→ WORK REQUIRED
Provide the number of lines in the entries below containing "Which", with no further words.

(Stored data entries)
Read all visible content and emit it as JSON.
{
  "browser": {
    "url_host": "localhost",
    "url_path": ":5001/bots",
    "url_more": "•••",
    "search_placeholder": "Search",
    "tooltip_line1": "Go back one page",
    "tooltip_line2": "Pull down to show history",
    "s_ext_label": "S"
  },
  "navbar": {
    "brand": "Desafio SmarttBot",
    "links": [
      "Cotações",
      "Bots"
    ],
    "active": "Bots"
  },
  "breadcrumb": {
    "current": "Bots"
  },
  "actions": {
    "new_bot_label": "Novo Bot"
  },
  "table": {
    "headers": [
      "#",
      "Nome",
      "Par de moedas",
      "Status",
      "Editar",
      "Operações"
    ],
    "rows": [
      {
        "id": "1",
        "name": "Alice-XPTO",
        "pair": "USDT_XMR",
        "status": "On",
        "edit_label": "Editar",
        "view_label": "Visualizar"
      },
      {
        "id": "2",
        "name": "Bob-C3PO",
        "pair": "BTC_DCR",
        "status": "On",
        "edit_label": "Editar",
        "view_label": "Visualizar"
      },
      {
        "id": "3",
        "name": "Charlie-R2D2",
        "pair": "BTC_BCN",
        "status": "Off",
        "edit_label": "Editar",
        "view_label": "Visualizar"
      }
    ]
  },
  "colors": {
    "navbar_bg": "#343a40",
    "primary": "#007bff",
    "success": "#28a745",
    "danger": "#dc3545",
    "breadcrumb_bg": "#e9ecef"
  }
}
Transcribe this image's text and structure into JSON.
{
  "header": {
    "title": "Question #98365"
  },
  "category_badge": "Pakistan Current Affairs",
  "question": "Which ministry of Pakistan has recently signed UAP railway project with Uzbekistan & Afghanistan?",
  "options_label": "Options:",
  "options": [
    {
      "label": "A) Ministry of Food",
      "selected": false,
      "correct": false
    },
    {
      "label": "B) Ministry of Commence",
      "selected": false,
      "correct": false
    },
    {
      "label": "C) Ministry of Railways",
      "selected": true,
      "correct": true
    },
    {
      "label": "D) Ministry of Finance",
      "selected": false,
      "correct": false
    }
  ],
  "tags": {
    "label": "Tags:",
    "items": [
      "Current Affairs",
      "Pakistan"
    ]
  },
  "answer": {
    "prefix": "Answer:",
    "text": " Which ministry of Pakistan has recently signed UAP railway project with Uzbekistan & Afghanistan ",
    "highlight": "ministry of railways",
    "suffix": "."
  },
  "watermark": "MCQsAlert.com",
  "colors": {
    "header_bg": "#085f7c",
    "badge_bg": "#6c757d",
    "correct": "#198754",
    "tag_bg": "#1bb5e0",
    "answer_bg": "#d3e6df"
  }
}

→ ANSWER FOR THIS EXERCISE
2